| YOUR OBJECTIVE |
Could the listing be repeated exactly, with every picture dropped?

| DATASET ENTRIES |
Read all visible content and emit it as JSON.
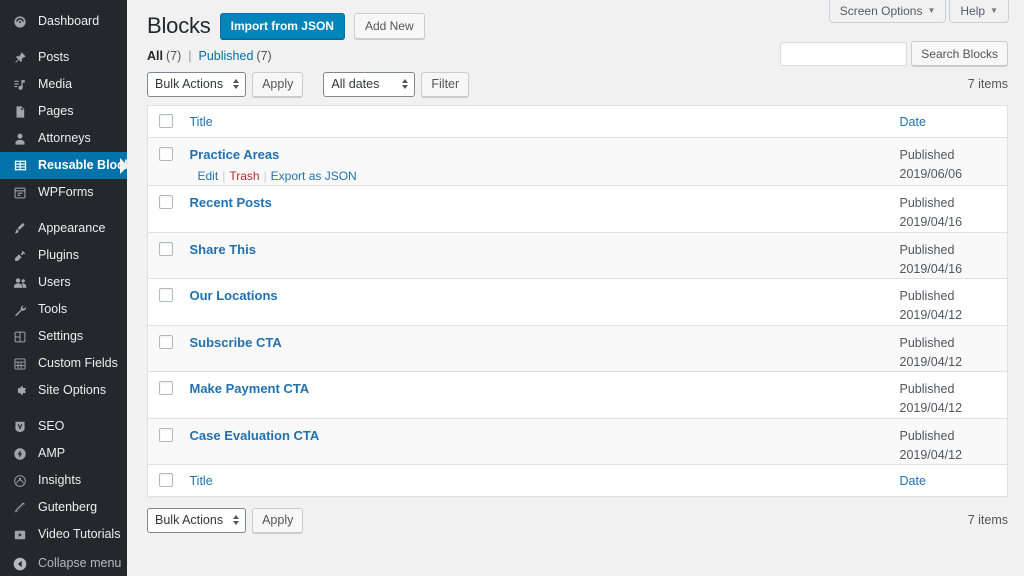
{
  "sidebar": {
    "items": [
      {
        "label": "Dashboard",
        "icon": "dashboard-icon",
        "current": false,
        "sep_after": true
      },
      {
        "label": "Posts",
        "icon": "pin-icon",
        "current": false,
        "sep_after": false
      },
      {
        "label": "Media",
        "icon": "media-icon",
        "current": false,
        "sep_after": false
      },
      {
        "label": "Pages",
        "icon": "pages-icon",
        "current": false,
        "sep_after": false
      },
      {
        "label": "Attorneys",
        "icon": "user-icon",
        "current": false,
        "sep_after": false
      },
      {
        "label": "Reusable Blocks",
        "icon": "grid-icon",
        "current": true,
        "sep_after": false
      },
      {
        "label": "WPForms",
        "icon": "form-icon",
        "current": false,
        "sep_after": true
      },
      {
        "label": "Appearance",
        "icon": "paintbrush-icon",
        "current": false,
        "sep_after": false
      },
      {
        "label": "Plugins",
        "icon": "plug-icon",
        "current": false,
        "sep_after": false
      },
      {
        "label": "Users",
        "icon": "users-icon",
        "current": false,
        "sep_after": false
      },
      {
        "label": "Tools",
        "icon": "wrench-icon",
        "current": false,
        "sep_after": false
      },
      {
        "label": "Settings",
        "icon": "settings-icon",
        "current": false,
        "sep_after": false
      },
      {
        "label": "Custom Fields",
        "icon": "custom-fields-icon",
        "current": false,
        "sep_after": false
      },
      {
        "label": "Site Options",
        "icon": "gear-icon",
        "current": false,
        "sep_after": true
      },
      {
        "label": "SEO",
        "icon": "seo-icon",
        "current": false,
        "sep_after": false
      },
      {
        "label": "AMP",
        "icon": "amp-bolt-icon",
        "current": false,
        "sep_after": false
      },
      {
        "label": "Insights",
        "icon": "insights-icon",
        "current": false,
        "sep_after": false
      },
      {
        "label": "Gutenberg",
        "icon": "pencil-icon",
        "current": false,
        "sep_after": false
      },
      {
        "label": "Video Tutorials",
        "icon": "video-play-icon",
        "current": false,
        "sep_after": false
      }
    ],
    "collapse": {
      "label": "Collapse menu",
      "icon": "collapse-arrow-icon"
    }
  },
  "screen_meta": {
    "screen_options": "Screen Options",
    "help": "Help",
    "caret": "▼"
  },
  "header": {
    "title": "Blocks",
    "import_button": "Import from JSON",
    "add_new_button": "Add New"
  },
  "filters": {
    "all": {
      "label": "All",
      "count": "(7)"
    },
    "published": {
      "label": "Published",
      "count": "(7)"
    },
    "divider": "|"
  },
  "search": {
    "value": "",
    "placeholder": "",
    "submit_label": "Search Blocks"
  },
  "tablenav_top": {
    "bulk_actions": "Bulk Actions",
    "apply": "Apply",
    "dates": "All dates",
    "filter": "Filter",
    "items_count": "7 items"
  },
  "tablenav_bottom": {
    "bulk_actions": "Bulk Actions",
    "apply": "Apply",
    "items_count": "7 items"
  },
  "table": {
    "columns": {
      "title": "Title",
      "date": "Date"
    },
    "rows": [
      {
        "title": "Practice Areas",
        "status": "Published",
        "date": "2019/06/06",
        "actions": {
          "edit": "Edit",
          "trash": "Trash",
          "export": "Export as JSON"
        },
        "has_actions": true
      },
      {
        "title": "Recent Posts",
        "status": "Published",
        "date": "2019/04/16",
        "has_actions": false
      },
      {
        "title": "Share This",
        "status": "Published",
        "date": "2019/04/16",
        "has_actions": false
      },
      {
        "title": "Our Locations",
        "status": "Published",
        "date": "2019/04/12",
        "has_actions": false
      },
      {
        "title": "Subscribe CTA",
        "status": "Published",
        "date": "2019/04/12",
        "has_actions": false
      },
      {
        "title": "Make Payment CTA",
        "status": "Published",
        "date": "2019/04/12",
        "has_actions": false
      },
      {
        "title": "Case Evaluation CTA",
        "status": "Published",
        "date": "2019/04/12",
        "has_actions": false
      }
    ]
  },
  "colors": {
    "sidebar_bg": "#23282d",
    "accent_blue": "#0073aa",
    "link_blue": "#2271b1",
    "primary_button": "#0085ba",
    "trash_red": "#b32d2e",
    "page_bg": "#f1f1f1",
    "row_alt_bg": "#f9f9f9"
  }
}
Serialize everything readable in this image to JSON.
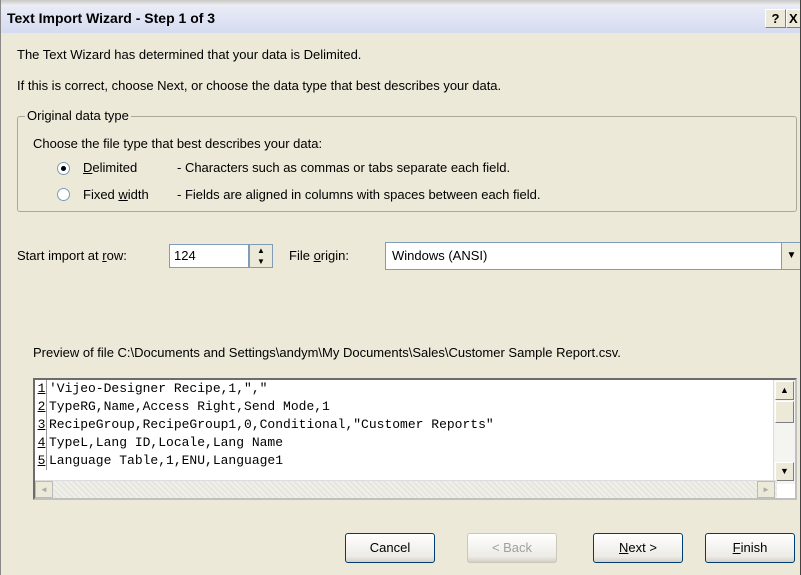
{
  "window": {
    "title": "Text Import Wizard - Step 1 of 3",
    "help_label": "?",
    "close_label": "X"
  },
  "intro": {
    "line1": "The Text Wizard has determined that your data is Delimited.",
    "line2": "If this is correct, choose Next, or choose the data type that best describes your data."
  },
  "data_type": {
    "group_label": "Original data type",
    "prompt": "Choose the file type that best describes your data:",
    "options": [
      {
        "label_accel": "D",
        "label_rest": "elimited",
        "description": "- Characters such as commas or tabs separate each field.",
        "selected": true
      },
      {
        "label_pre": "Fixed ",
        "label_accel": "w",
        "label_rest": "idth",
        "description": "- Fields are aligned in columns with spaces between each field.",
        "selected": false
      }
    ]
  },
  "start_row": {
    "label_pre": "Start import at ",
    "label_accel": "r",
    "label_rest": "ow:",
    "value": "124"
  },
  "file_origin": {
    "label_pre": "File ",
    "label_accel": "o",
    "label_rest": "rigin:",
    "value": "Windows (ANSI)"
  },
  "preview": {
    "label": "Preview of file C:\\Documents and Settings\\andym\\My Documents\\Sales\\Customer Sample Report.csv.",
    "lines": [
      {
        "num": "1",
        "text": "'Vijeo-Designer Recipe,1,\",\""
      },
      {
        "num": "2",
        "text": "TypeRG,Name,Access Right,Send Mode,1"
      },
      {
        "num": "3",
        "text": "RecipeGroup,RecipeGroup1,0,Conditional,\"Customer Reports\""
      },
      {
        "num": "4",
        "text": "TypeL,Lang ID,Locale,Lang Name"
      },
      {
        "num": "5",
        "text": "Language Table,1,ENU,Language1"
      }
    ]
  },
  "buttons": {
    "cancel": "Cancel",
    "back": "< Back",
    "next_accel": "N",
    "next_rest": "ext >",
    "finish_accel": "F",
    "finish_rest": "inish"
  },
  "icons": {
    "spin_up": "▲",
    "spin_down": "▼",
    "dropdown": "▼",
    "scroll_up": "▲",
    "scroll_down": "▼",
    "scroll_left": "◄",
    "scroll_right": "►"
  }
}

| ANSWER FOR THIS EXERCISE |
Read all visible content and emit it as JSON.
{
  "sidebar": {
    "items": [
      {
        "label": "Dashboard",
        "icon": "dashboard-icon",
        "current": false,
        "sep_after": true
      },
      {
        "label": "Posts",
        "icon": "pin-icon",
        "current": false,
        "sep_after": false
      },
      {
        "label": "Media",
        "icon": "media-icon",
        "current": false,
        "sep_after": false
      },
      {
        "label": "Pages",
        "icon": "pages-icon",
        "current": false,
        "sep_after": false
      },
      {
        "label": "Attorneys",
        "icon": "user-icon",
        "current": false,
        "sep_after": false
      },
      {
        "label": "Reusable Blocks",
        "icon": "grid-icon",
        "current": true,
        "sep_after": false
      },
      {
        "label": "WPForms",
        "icon": "form-icon",
        "current": false,
        "sep_after": true
      },
      {
        "label": "Appearance",
        "icon": "paintbrush-icon",
        "current": false,
        "sep_after": false
      },
      {
        "label": "Plugins",
        "icon": "plug-icon",
        "current": false,
        "sep_after": false
      },
      {
        "label": "Users",
        "icon": "users-icon",
        "current": false,
        "sep_after": false
      },
      {
        "label": "Tools",
        "icon": "wrench-icon",
        "current": false,
        "sep_after": false
      },
      {
        "label": "Settings",
        "icon": "settings-icon",
        "current": false,
        "sep_after": false
      },
      {
        "label": "Custom Fields",
        "icon": "custom-fields-icon",
        "current": false,
        "sep_after": false
      },
      {
        "label": "Site Options",
        "icon": "gear-icon",
        "current": false,
        "sep_after": true
      },
      {
        "label": "SEO",
        "icon": "seo-icon",
        "current": false,
        "sep_after": false
      },
      {
        "label": "AMP",
        "icon": "amp-bolt-icon",
        "current": false,
        "sep_after": false
      },
      {
        "label": "Insights",
        "icon": "insights-icon",
        "current": false,
        "sep_after": false
      },
      {
        "label": "Gutenberg",
        "icon": "pencil-icon",
        "current": false,
        "sep_after": false
      },
      {
        "label": "Video Tutorials",
        "icon": "video-play-icon",
        "current": false,
        "sep_after": false
      }
    ],
    "collapse": {
      "label": "Collapse menu",
      "icon": "collapse-arrow-icon"
    }
  },
  "screen_meta": {
    "screen_options": "Screen Options",
    "help": "Help",
    "caret": "▼"
  },
  "header": {
    "title": "Blocks",
    "import_button": "Import from JSON",
    "add_new_button": "Add New"
  },
  "filters": {
    "all": {
      "label": "All",
      "count": "(7)"
    },
    "published": {
      "label": "Published",
      "count": "(7)"
    },
    "divider": "|"
  },
  "search": {
    "value": "",
    "placeholder": "",
    "submit_label": "Search Blocks"
  },
  "tablenav_top": {
    "bulk_actions": "Bulk Actions",
    "apply": "Apply",
    "dates": "All dates",
    "filter": "Filter",
    "items_count": "7 items"
  },
  "tablenav_bottom": {
    "bulk_actions": "Bulk Actions",
    "apply": "Apply",
    "items_count": "7 items"
  },
  "table": {
    "columns": {
      "title": "Title",
      "date": "Date"
    },
    "rows": [
      {
        "title": "Practice Areas",
        "status": "Published",
        "date": "2019/06/06",
        "actions": {
          "edit": "Edit",
          "trash": "Trash",
          "export": "Export as JSON"
        },
        "has_actions": true
      },
      {
        "title": "Recent Posts",
        "status": "Published",
        "date": "2019/04/16",
        "has_actions": false
      },
      {
        "title": "Share This",
        "status": "Published",
        "date": "2019/04/16",
        "has_actions": false
      },
      {
        "title": "Our Locations",
        "status": "Published",
        "date": "2019/04/12",
        "has_actions": false
      },
      {
        "title": "Subscribe CTA",
        "status": "Published",
        "date": "2019/04/12",
        "has_actions": false
      },
      {
        "title": "Make Payment CTA",
        "status": "Published",
        "date": "2019/04/12",
        "has_actions": false
      },
      {
        "title": "Case Evaluation CTA",
        "status": "Published",
        "date": "2019/04/12",
        "has_actions": false
      }
    ]
  },
  "colors": {
    "sidebar_bg": "#23282d",
    "accent_blue": "#0073aa",
    "link_blue": "#2271b1",
    "primary_button": "#0085ba",
    "trash_red": "#b32d2e",
    "page_bg": "#f1f1f1",
    "row_alt_bg": "#f9f9f9"
  }
}
Serialize everything readable in this image to JSON.
{
  "window": {
    "title": "Text Import Wizard - Step 1 of 3",
    "help_label": "?",
    "close_label": "X"
  },
  "intro": {
    "line1": "The Text Wizard has determined that your data is Delimited.",
    "line2": "If this is correct, choose Next, or choose the data type that best describes your data."
  },
  "data_type": {
    "group_label": "Original data type",
    "prompt": "Choose the file type that best describes your data:",
    "options": [
      {
        "label_accel": "D",
        "label_rest": "elimited",
        "description": "- Characters such as commas or tabs separate each field.",
        "selected": true
      },
      {
        "label_pre": "Fixed ",
        "label_accel": "w",
        "label_rest": "idth",
        "description": "- Fields are aligned in columns with spaces between each field.",
        "selected": false
      }
    ]
  },
  "start_row": {
    "label_pre": "Start import at ",
    "label_accel": "r",
    "label_rest": "ow:",
    "value": "124"
  },
  "file_origin": {
    "label_pre": "File ",
    "label_accel": "o",
    "label_rest": "rigin:",
    "value": "Windows (ANSI)"
  },
  "preview": {
    "label": "Preview of file C:\\Documents and Settings\\andym\\My Documents\\Sales\\Customer Sample Report.csv.",
    "lines": [
      {
        "num": "1",
        "text": "'Vijeo-Designer Recipe,1,\",\""
      },
      {
        "num": "2",
        "text": "TypeRG,Name,Access Right,Send Mode,1"
      },
      {
        "num": "3",
        "text": "RecipeGroup,RecipeGroup1,0,Conditional,\"Customer Reports\""
      },
      {
        "num": "4",
        "text": "TypeL,Lang ID,Locale,Lang Name"
      },
      {
        "num": "5",
        "text": "Language Table,1,ENU,Language1"
      }
    ]
  },
  "buttons": {
    "cancel": "Cancel",
    "back": "< Back",
    "next_accel": "N",
    "next_rest": "ext >",
    "finish_accel": "F",
    "finish_rest": "inish"
  },
  "icons": {
    "spin_up": "▲",
    "spin_down": "▼",
    "dropdown": "▼",
    "scroll_up": "▲",
    "scroll_down": "▼",
    "scroll_left": "◄",
    "scroll_right": "►"
  }
}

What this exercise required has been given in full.